Another example of our shared histories is that in 1910, the Diocese of Indianapolis sent to Louisville its auxiliary bishop, the Most Reverend Denis O’Donaghue, who was Bishop of Louisville from 1910-1924. Charles C. Thompson, a priest of the Archdiocese of Louisville, was named the Bishop of Evansville in 2011 and later Archbishop of Indianapolis in 2017. And let’s not forget the hundreds, if not thousands, of priests trained over the years by St. Meinrad Seminary and School of Theology for which both of our local Churches in Indiana and Kentucky have benefited. 

Heck, I might as well throw my name into the hat. Honestly, I have the best of both worlds. I was born a Kentuckian at Louisville’s St. Anthony Hospital and raised a Hoosier in New Albany. I attended Holy Family Church and School where I received the sacraments of Baptism and First Communion. 

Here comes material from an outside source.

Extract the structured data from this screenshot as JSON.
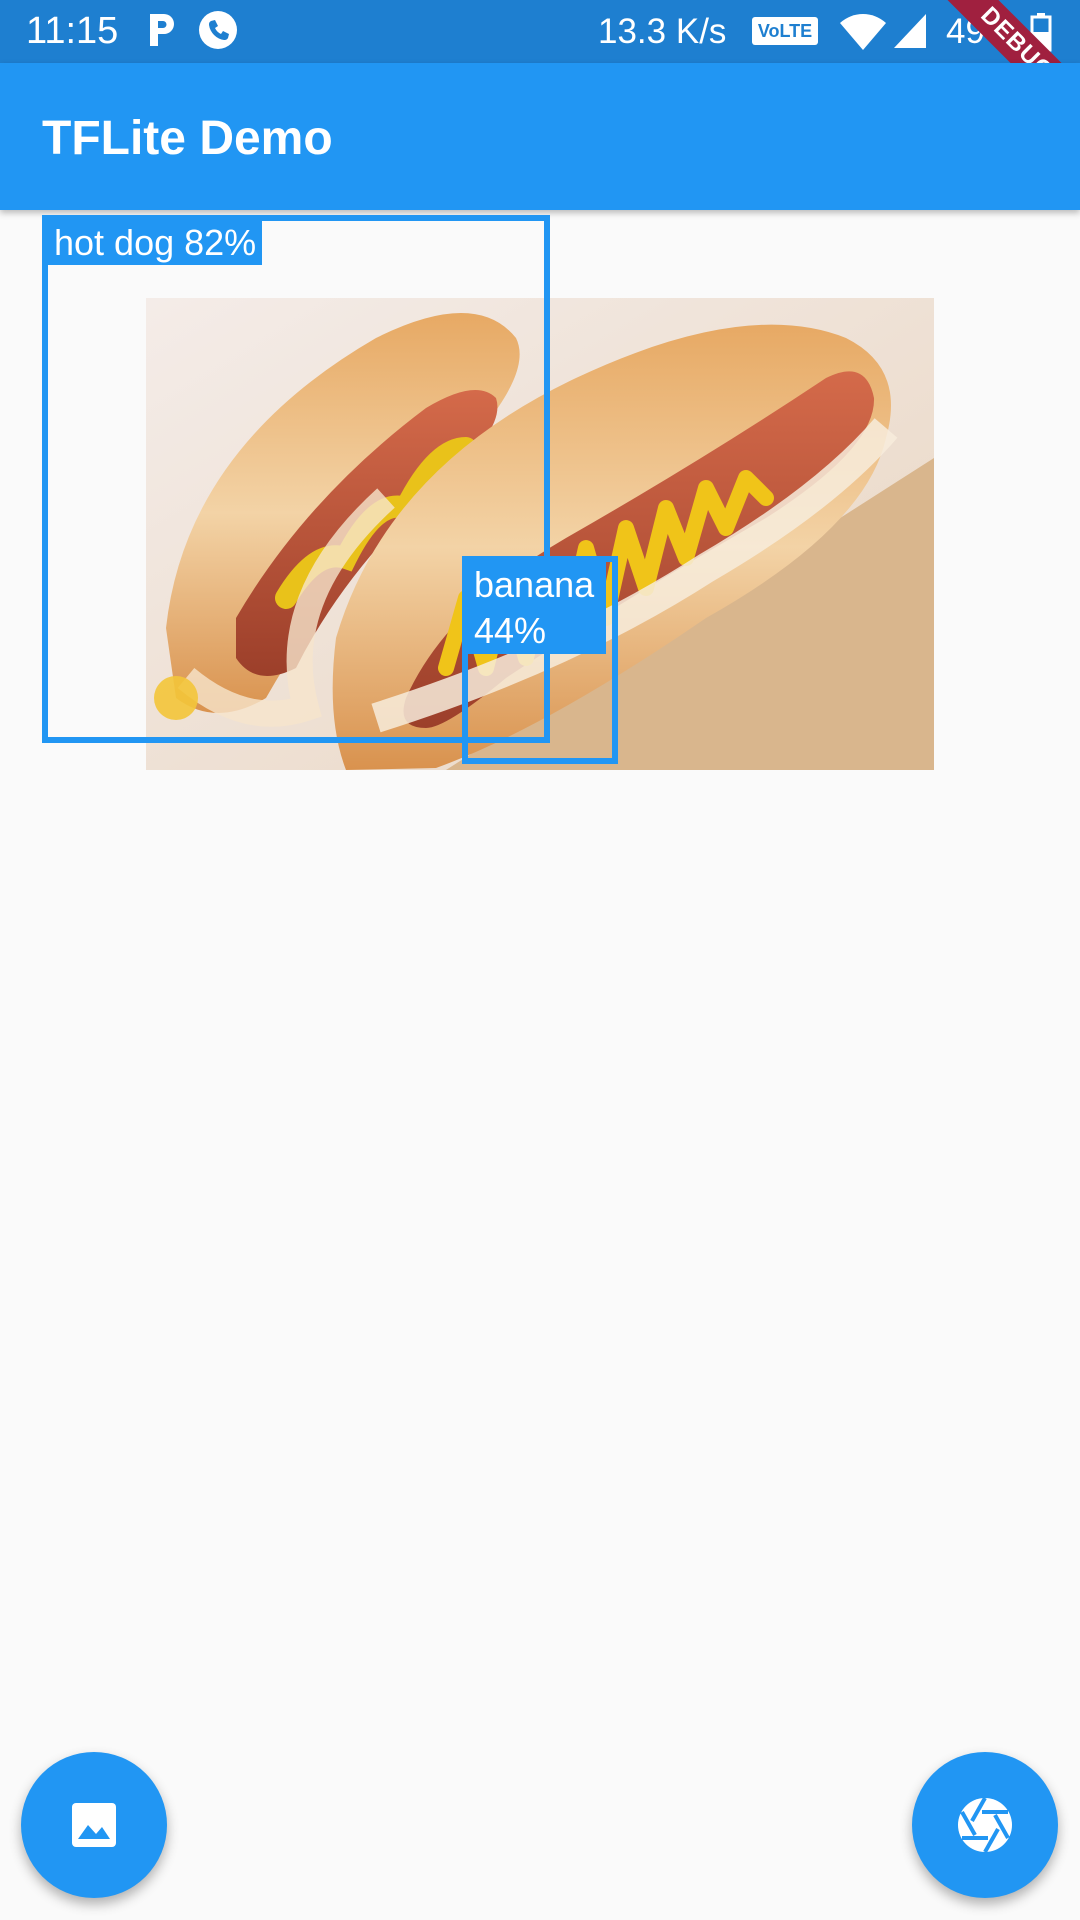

Later, my family moved to Lanesville, Ind., where both of my parents grew up, and we attended St. Mary Church, where my mother’s early German ancestors helped to establish the parish in the 1840s. Another branch of the family attended St. Michael in Dogwood, Ind., the first church in Harrison County and of what is today the Archdiocese of Indianapolis. Here the early pioneer missionaries, Flaget, Badin, Brute and others would stop on their way to Vincennes.  

Youth ministry has always been strong in the New Albany Deanery and, because of this strength, I was able to keep my Catholic faith healthy and alive through robust high school retreats and youth activities. 

Not long after, the Cathedral of the Assumption caught my attention and I’ve never looked back. It was here that I first developed my love for archives and for our deep, rich local Church histories, both in Kentucky and Indiana. It is a true privilege to do what I do as the archivist for the Archdiocese of Louisville.

Now, let’s get back to the July 9 event on the Big Four Pedestrian Bridge with the National Eucharistic Pilgrimage and its Perpetual Pilgrims. We will gather at the base of the curved ramp on the Louisville side before 6 p.m. when we will then process up the ramp, over the bridge and down into Indiana. Current plans call for both Archbishop of Louisville Shelton J. Fabre and Archbishop of Indianapolis Charles C. Thompson to begin together on the Louisville side. Come join me and the many, many faithful members of shared local churches and be a part of history.

Tim Tomes is the archivist for the Archdiocese of Louisville.

The Record
Written By
The Record
More from The Record
An Encouraging Word – Imagine, believe, achieve
Believe that you will receive it and it will be yours. Mark...
Read More
Leave a comment

Your email address will not be published. Required fields are marked *